Now outside Trudeau’s majority control, the all-party committee heard from Canadians. Detailed reports show nearly 90% of committee witnesses favoured proportional representation and 88% of town hall testimonies supported it.
Numerous public opinion polls showed Canadians wanted to end first-past-the-post. And the most popular replacement was proportional representation.
During this time PEI voters, in a referendum, voted to adopt proportional representation.
By early November, anyone paying close attention could see there would be a committee consensus in favour of proportional representation and a vote. On November 16, that consensus was publicly revealed by Cullen.
And clearly, by at least mid-November, Trudeau had decided to sabotage the coming consensus report and shut down electoral reform. His strategy of disruption had two parts. First, immediate suppression of media reports on the day of the report release. Then, a longer-term disorientation strategy – the mydemocracy.ca web site, which was launched December 3 but would have needed considerable work prior.
From at least that time, every time Trudeau repeated his election pledge he must have been lying. He was, in fact, sabotaging it.
The consensus report was released December 1st. NDP, Conservative, Green and Bloc MPs – all but Liberals – recommended proportional representation be adopted through popular vote. All but Liberals. Huh.
That afternoon, Monsef gave the media an absurd performance with silly props – all aimed to suppress reporting of the consensus report. And that day she counter-factually stated what, two months later, would be Trudeau’s exact closing statement: there was no consensus.
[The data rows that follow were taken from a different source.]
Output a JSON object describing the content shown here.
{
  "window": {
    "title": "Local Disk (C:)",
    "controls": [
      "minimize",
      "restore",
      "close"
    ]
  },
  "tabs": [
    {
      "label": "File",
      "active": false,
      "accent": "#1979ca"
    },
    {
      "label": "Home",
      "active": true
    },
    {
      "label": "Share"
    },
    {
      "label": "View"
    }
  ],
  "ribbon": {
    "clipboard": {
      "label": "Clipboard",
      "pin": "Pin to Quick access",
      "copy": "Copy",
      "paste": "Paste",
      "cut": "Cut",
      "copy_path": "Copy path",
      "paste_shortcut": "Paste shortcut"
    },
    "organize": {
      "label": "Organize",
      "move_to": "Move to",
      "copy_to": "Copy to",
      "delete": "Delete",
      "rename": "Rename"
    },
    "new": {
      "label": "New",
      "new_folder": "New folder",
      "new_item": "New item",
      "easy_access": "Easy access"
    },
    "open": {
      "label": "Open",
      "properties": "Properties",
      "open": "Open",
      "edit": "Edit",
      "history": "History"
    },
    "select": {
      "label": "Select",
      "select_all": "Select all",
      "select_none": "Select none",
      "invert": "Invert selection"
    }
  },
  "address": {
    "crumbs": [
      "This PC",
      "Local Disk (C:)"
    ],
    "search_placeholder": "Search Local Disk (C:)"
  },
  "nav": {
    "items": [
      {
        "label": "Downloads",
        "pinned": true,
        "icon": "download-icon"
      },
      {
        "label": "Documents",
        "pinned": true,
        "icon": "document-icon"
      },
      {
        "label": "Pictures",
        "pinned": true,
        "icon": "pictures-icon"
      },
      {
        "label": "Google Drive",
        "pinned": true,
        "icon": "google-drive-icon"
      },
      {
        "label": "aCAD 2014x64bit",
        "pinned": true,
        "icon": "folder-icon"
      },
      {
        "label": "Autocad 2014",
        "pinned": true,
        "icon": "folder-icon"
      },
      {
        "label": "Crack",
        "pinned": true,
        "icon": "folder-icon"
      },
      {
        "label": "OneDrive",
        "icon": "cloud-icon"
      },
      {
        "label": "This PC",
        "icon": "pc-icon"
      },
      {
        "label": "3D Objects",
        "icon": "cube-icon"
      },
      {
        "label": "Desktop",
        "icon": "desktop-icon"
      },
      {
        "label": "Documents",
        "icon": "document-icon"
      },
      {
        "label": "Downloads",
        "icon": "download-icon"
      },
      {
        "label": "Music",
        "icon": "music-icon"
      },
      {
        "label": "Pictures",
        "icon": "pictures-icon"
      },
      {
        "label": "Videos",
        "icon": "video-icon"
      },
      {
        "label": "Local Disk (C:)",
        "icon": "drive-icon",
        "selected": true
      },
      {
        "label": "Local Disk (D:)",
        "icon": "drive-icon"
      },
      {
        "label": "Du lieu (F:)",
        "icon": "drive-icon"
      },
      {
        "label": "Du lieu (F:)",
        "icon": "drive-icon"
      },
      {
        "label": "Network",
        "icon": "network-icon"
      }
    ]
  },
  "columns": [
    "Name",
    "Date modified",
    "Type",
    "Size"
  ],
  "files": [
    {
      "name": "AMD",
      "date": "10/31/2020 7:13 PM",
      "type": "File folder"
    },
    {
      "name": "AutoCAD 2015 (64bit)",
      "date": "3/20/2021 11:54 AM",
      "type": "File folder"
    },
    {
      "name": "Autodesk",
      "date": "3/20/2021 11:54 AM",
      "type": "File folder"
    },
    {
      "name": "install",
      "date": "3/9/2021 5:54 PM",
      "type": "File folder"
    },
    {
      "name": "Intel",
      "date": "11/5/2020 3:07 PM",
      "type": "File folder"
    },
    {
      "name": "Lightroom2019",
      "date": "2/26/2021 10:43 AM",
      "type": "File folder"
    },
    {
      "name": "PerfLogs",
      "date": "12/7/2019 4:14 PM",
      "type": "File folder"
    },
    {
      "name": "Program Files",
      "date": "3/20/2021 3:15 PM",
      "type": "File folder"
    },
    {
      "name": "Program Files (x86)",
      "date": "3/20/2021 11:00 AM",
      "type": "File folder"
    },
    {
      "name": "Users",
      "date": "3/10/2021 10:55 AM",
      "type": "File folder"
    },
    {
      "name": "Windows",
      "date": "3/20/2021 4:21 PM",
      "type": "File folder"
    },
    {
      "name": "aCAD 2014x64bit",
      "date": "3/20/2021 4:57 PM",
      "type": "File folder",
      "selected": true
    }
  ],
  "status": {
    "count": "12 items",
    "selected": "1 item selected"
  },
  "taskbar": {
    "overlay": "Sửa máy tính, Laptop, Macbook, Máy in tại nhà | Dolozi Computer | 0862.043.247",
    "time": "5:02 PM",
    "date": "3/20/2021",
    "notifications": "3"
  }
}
The very next day Trudeau met with the Toronto Star editorial board. “I’m working very hard so that 2015 is indeed the last election under first-past-the-post.” He wouldn’t give up – “that’s not the way I was raised… regardless of how difficult.” Another lie.
Three days later the mydemocracy.ca disorientation strategy was launched. It was a collection of bizarre questions. Not one of them was about Canadians’ preferred electoral system. Mydemocracy.ca extruded a nauseating film of meaning-disruption to confuse Canadians, create noise and disrupt the plot. The goal was to create conditions for acceptance of Trudeau’s closing lie.
And last Wednesday, safely after his “listening tour” and amid disturbing events, he delivered the closer. Trudeau said electoral reform was dead because there was no consensus. To the degree the disruption strategy was effective, his lie would be reported as just a broken promise. Clearly, to a fair degree it has been.
Then the craven Trudeau dodged out, leaving his newest Minister to shield the media hits. How can you says there’s no consensus, veteran reporters asked, when all parties except your own support the recommendation? The new Minister recited her PMO lines.
Some say only a fool could believe Trudeau intended to keep his promise. That somehow it’s your fault for believing him.
It’s not your fault, it’s his. He’s not been an honest leader on this issue.